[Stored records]
== Segment start ==
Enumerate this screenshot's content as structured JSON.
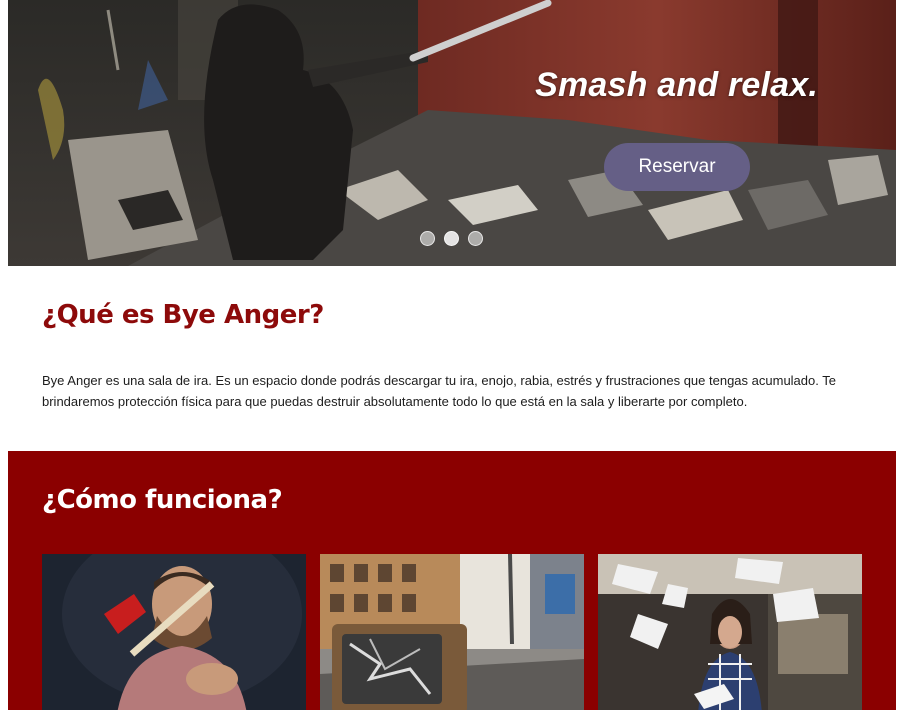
{
  "hero": {
    "title": "Smash and relax.",
    "cta_label": "Reservar",
    "carousel_dots": 3,
    "active_dot": 1
  },
  "about": {
    "heading": "¿Qué es Bye Anger?",
    "paragraph": "Bye Anger es una sala de ira. Es un espacio donde podrás descargar tu ira, enojo, rabia, estrés y frustraciones  que tengas acumulado. Te brindaremos protección física para que puedas destruir absolutamente todo lo que está en la sala y liberarte por completo."
  },
  "how": {
    "heading": "¿Cómo funciona?",
    "cards": [
      {
        "image": "man-with-axe"
      },
      {
        "image": "broken-tv-street"
      },
      {
        "image": "woman-meditating-papers"
      }
    ]
  },
  "colors": {
    "brand_red": "#8b0000",
    "heading_red": "#8d0a0a",
    "button": "#655f86"
  }
}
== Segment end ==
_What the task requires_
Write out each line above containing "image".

_Expected output_
        "image": "man-with-axe"
        "image": "broken-tv-street"
        "image": "woman-meditating-papers"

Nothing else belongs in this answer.